Search

Grande Cache is currently without network, landline or cellphone services

911 calls can still be made from cellphones but 911 calls cannot be made from landlines. The Grande Cache Community Health Complex remains open and continues to provide care to all patients. EMS continues to be available for area residents. The cause of the issue is being investigated by Telus.

Breathing easier after 40 years

January 10, 2018

Grant Serink was one of the first 16 patients managed by respirologist Dr. Neil Brown when the Edmonton Cystic Fibrosis Clinic first opened its doors 40 years ago.

Patients living longer as Edmonton’s Cystic Fibrosis clinic marks milestone anniversary

Story by Sharman Hnatiuk |  Photo by Dellas Wreikkinen

When one of Canada’s first Cystic Fibrosis (CF) clinics dedicated to the care of adults opened 40 years ago at the University of Alberta Hospital, Grant Serink was one of the first 16 patients.

After his diagnosis with CF at the age of 6, Serink’s parents were told he wouldn’t likely survive past the age of 11. But the boy soldiered on to defy the odds — and today the 63-year-old city resident is breathing easier thanks to a double-lung transplant he received five years ago.

“Over the years the team from the CF clinic have taken very good care of me,” says Serink. “When my health was deteriorating in my mid-50s, I told them they have to keep me alive until I get my transplant.

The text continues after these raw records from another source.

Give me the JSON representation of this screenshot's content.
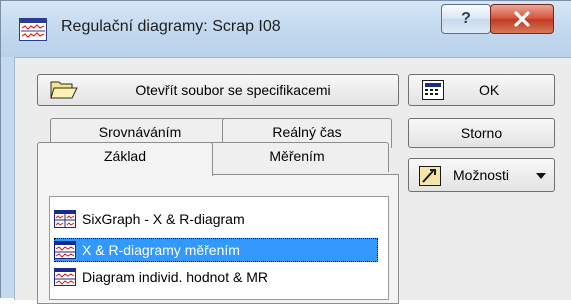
{
  "window": {
    "title": "Regulační diagramy: Scrap I08",
    "help_label": "?"
  },
  "buttons": {
    "open_spec_label": "Otevřít soubor se specifikacemi",
    "ok_label": "OK",
    "storno_label": "Storno",
    "options_label": "Možnosti"
  },
  "tabs": {
    "back_row": [
      "Srovnáváním",
      "Reálný čas"
    ],
    "front_row": [
      "Základ",
      "Měřením"
    ],
    "active": "Základ"
  },
  "list": {
    "items": [
      {
        "label": "SixGraph - X & R-diagram",
        "icon": "sixgraph-chart-icon"
      },
      {
        "label": "X & R-diagramy měřením",
        "icon": "control-chart-icon",
        "selected": true
      },
      {
        "label": "Diagram individ. hodnot & MR",
        "icon": "control-chart-icon"
      }
    ]
  },
  "colors": {
    "selection": "#3399ff",
    "close_button": "#c9442b",
    "title_bar": "#c9dcf0"
  }
}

And they did. I am very thankful.”

Respirologist Dr. Neil Brown, 72, recalls how in 1977 he co-founded the Edmonton CF clinic, which is now located in the Kaye Edmonton Clinic.

At the time, the median age of CF patient survival was 22 years. Today, the clinic’s multidisciplinary team — physicians, nurses, physiotherapists, dietitians and social workers — manages 180 patients, 26 with lung transplants, with their median age of survival now more than 50 years.

“CF patients are survivors,” says Dr. Brown. “I am amazed by the attitude of so many of our patients. They have a horrible disease, often spending hours in therapy each day just to breathe, and yet they’re still are able to maintain productive careers, build families and live active lives despite that.”

CF is the most common fatal genetic disease affecting Canadian children and young adults, causing various effects on the body, but mainly within the digestive system and lungs. About 600 Albertans live with CF.

While the degree of CF severity differs from person to person, the persistence and ongoing infection in the lungs, with destruction of lungs and loss of lung function, eventually leads to death for the majority who live with the condition. At present, there is no cure.

As the UAH CF clinic staff and physicians celebrate 40 years, Dr. Brown is quick to point out that the patients are the real stars of the celebration.

“So many of our patients were given short life expectancies when they got diagnosed,” says Dr. Brown. “But today, three of the patients in our clinic are 70 years of age or older, including a 79-year-old.”